About this task: Each line of the data below should be repeated exactly.

Task data:
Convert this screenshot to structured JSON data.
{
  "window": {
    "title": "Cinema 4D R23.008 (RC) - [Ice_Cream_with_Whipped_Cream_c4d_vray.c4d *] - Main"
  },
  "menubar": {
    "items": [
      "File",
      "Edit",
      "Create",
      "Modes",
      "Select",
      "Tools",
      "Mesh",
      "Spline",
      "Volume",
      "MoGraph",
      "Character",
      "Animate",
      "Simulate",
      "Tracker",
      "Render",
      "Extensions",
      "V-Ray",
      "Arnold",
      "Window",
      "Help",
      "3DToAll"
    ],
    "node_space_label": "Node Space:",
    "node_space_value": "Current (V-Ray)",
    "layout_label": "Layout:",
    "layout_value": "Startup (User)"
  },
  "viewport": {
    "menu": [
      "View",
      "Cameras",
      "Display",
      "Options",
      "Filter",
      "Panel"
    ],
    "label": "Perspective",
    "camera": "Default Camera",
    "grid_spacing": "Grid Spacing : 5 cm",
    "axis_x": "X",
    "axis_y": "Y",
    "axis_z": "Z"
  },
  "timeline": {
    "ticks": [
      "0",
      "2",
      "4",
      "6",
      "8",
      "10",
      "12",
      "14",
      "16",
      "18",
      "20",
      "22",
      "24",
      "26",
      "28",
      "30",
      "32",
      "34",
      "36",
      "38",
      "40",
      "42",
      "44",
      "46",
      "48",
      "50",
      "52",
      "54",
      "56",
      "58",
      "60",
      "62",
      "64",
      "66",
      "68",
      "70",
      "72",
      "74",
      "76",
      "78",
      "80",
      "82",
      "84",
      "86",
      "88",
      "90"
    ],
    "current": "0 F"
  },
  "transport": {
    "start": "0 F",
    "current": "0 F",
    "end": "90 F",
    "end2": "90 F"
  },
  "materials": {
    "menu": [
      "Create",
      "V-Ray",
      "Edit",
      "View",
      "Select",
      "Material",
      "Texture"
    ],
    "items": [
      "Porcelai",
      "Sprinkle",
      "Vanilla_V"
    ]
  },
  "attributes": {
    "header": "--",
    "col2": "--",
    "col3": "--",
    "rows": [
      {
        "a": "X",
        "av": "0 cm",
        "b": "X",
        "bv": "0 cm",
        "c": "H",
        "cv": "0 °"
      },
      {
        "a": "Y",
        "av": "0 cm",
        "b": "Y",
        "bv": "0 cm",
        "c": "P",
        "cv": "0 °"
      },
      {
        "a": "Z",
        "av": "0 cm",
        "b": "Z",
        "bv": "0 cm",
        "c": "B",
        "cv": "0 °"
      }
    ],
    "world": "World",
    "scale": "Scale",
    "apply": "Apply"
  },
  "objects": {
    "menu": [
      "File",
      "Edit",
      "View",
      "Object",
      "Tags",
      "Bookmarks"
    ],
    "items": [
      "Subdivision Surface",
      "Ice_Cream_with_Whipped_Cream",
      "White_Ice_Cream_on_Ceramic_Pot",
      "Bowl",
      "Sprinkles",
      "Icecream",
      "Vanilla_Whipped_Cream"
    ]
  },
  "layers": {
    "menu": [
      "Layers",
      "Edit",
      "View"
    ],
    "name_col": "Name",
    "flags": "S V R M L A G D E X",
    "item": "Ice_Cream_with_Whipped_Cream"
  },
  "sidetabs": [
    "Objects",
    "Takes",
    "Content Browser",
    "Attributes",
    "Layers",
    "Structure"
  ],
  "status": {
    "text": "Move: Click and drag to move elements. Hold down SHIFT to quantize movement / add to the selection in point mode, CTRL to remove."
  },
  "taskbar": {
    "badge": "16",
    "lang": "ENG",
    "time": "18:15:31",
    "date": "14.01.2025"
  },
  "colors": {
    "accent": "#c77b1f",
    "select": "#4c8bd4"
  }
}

The answer:
Convert this screenshot to structured JSON data.
{
  "window": {
    "title": "Cinema 4D R23.008 (RC) - [Ice_Cream_with_Whipped_Cream_c4d_vray.c4d *] - Main"
  },
  "menubar": {
    "items": [
      "File",
      "Edit",
      "Create",
      "Modes",
      "Select",
      "Tools",
      "Mesh",
      "Spline",
      "Volume",
      "MoGraph",
      "Character",
      "Animate",
      "Simulate",
      "Tracker",
      "Render",
      "Extensions",
      "V-Ray",
      "Arnold",
      "Window",
      "Help",
      "3DToAll"
    ],
    "node_space_label": "Node Space:",
    "node_space_value": "Current (V-Ray)",
    "layout_label": "Layout:",
    "layout_value": "Startup (User)"
  },
  "viewport": {
    "menu": [
      "View",
      "Cameras",
      "Display",
      "Options",
      "Filter",
      "Panel"
    ],
    "label": "Perspective",
    "camera": "Default Camera",
    "grid_spacing": "Grid Spacing : 5 cm",
    "axis_x": "X",
    "axis_y": "Y",
    "axis_z": "Z"
  },
  "timeline": {
    "ticks": [
      "0",
      "2",
      "4",
      "6",
      "8",
      "10",
      "12",
      "14",
      "16",
      "18",
      "20",
      "22",
      "24",
      "26",
      "28",
      "30",
      "32",
      "34",
      "36",
      "38",
      "40",
      "42",
      "44",
      "46",
      "48",
      "50",
      "52",
      "54",
      "56",
      "58",
      "60",
      "62",
      "64",
      "66",
      "68",
      "70",
      "72",
      "74",
      "76",
      "78",
      "80",
      "82",
      "84",
      "86",
      "88",
      "90"
    ],
    "current": "0 F"
  },
  "transport": {
    "start": "0 F",
    "current": "0 F",
    "end": "90 F",
    "end2": "90 F"
  },
  "materials": {
    "menu": [
      "Create",
      "V-Ray",
      "Edit",
      "View",
      "Select",
      "Material",
      "Texture"
    ],
    "items": [
      "Porcelai",
      "Sprinkle",
      "Vanilla_V"
    ]
  },
  "attributes": {
    "header": "--",
    "col2": "--",
    "col3": "--",
    "rows": [
      {
        "a": "X",
        "av": "0 cm",
        "b": "X",
        "bv": "0 cm",
        "c": "H",
        "cv": "0 °"
      },
      {
        "a": "Y",
        "av": "0 cm",
        "b": "Y",
        "bv": "0 cm",
        "c": "P",
        "cv": "0 °"
      },
      {
        "a": "Z",
        "av": "0 cm",
        "b": "Z",
        "bv": "0 cm",
        "c": "B",
        "cv": "0 °"
      }
    ],
    "world": "World",
    "scale": "Scale",
    "apply": "Apply"
  },
  "objects": {
    "menu": [
      "File",
      "Edit",
      "View",
      "Object",
      "Tags",
      "Bookmarks"
    ],
    "items": [
      "Subdivision Surface",
      "Ice_Cream_with_Whipped_Cream",
      "White_Ice_Cream_on_Ceramic_Pot",
      "Bowl",
      "Sprinkles",
      "Icecream",
      "Vanilla_Whipped_Cream"
    ]
  },
  "layers": {
    "menu": [
      "Layers",
      "Edit",
      "View"
    ],
    "name_col": "Name",
    "flags": "S V R M L A G D E X",
    "item": "Ice_Cream_with_Whipped_Cream"
  },
  "sidetabs": [
    "Objects",
    "Takes",
    "Content Browser",
    "Attributes",
    "Layers",
    "Structure"
  ],
  "status": {
    "text": "Move: Click and drag to move elements. Hold down SHIFT to quantize movement / add to the selection in point mode, CTRL to remove."
  },
  "taskbar": {
    "badge": "16",
    "lang": "ENG",
    "time": "18:15:31",
    "date": "14.01.2025"
  },
  "colors": {
    "accent": "#c77b1f",
    "select": "#4c8bd4"
  }
}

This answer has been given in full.